Copyright 1999 Reed Business Information, Inc. --This text refers to an out of print or unavailable edition of this title.
I'd recommend the book to anyone who likes action with great character development. Jane Whitefield is a strong character you want to cheer for. The entire series is excellent.Published 20 months ago by M. P. English
Thomas Perry is a very imaginative writer. The character, indeed the whole concept of a guide who helps people hide is unique and therefore interesting to one who spends a lot of... Read morePublished on Sept. 10 2002 by Bruce A. Ishikawa
This is the last-- and least-- of the Jane Whitefield novels. Enjoyable, but it becomes repetitive. The four novels that preceded this one are better: 5 star reads. Read morePublished on May 15 2002 by Chris Ward
An unusual plot for the series, still engaging but feeling a little out of type. Jane is chased more than running this time. Read morePublished on April 17 2001 by John Bowes
How do you give away over 10 billion dollars while still avoiding the Mafia who's searching for you coast to coast? Read morePublished on Oct. 27 2000 by Old Fisherman
Perry is back to his best in this heartstopping suspense. After the drab and disappointing (though still a great book by normal standards)Facechangers. Don't miss this series. Read morePublished on Oct. 5 2000 by Sheree A. Rymenams
Jane Whitfield is one of the all time classic women mystery heroines. Thomas Perry perfectly captures the dread of being hunted without making his charcters seem like pathetic... Read morePublished on Aug. 20 2000

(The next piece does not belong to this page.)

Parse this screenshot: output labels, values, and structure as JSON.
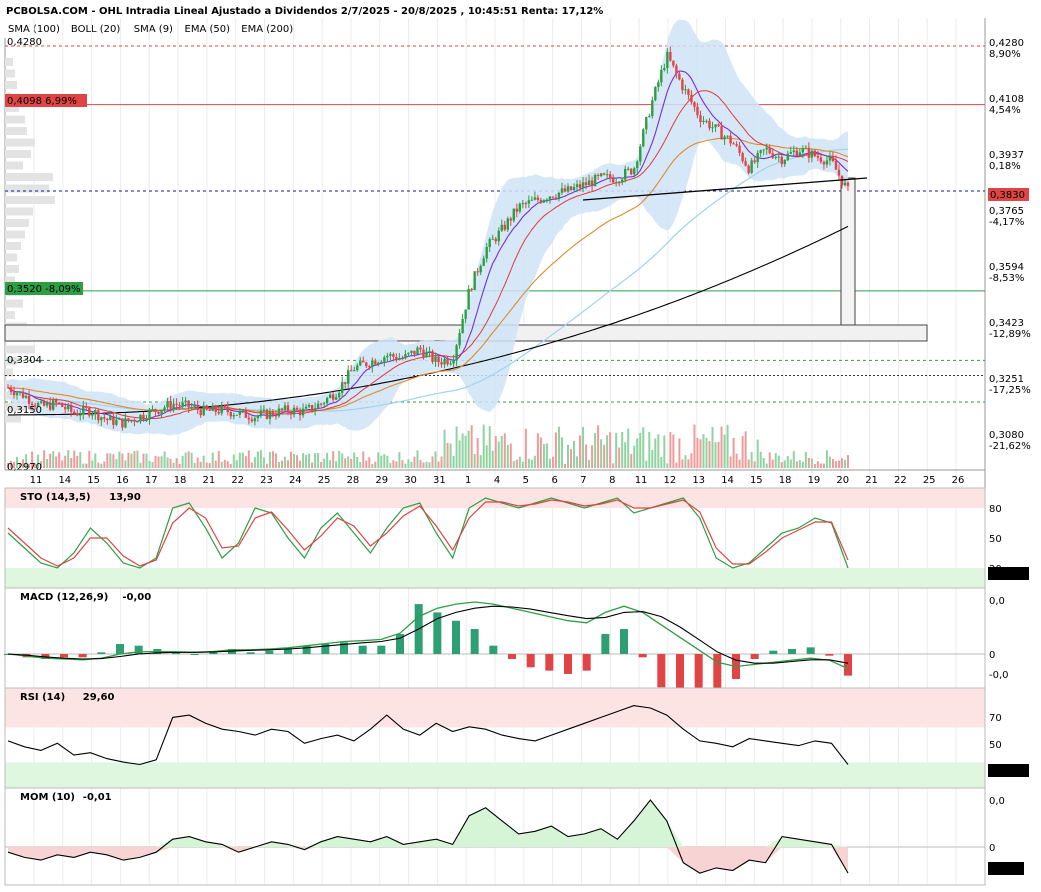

This latest Jane Whitefield thriller draws us in quickly to the plight of the "runner", and conveys the hasty way Jane must deal with her own feelings and at the same... Read morePublished on July 13 2000 by Marie Hartman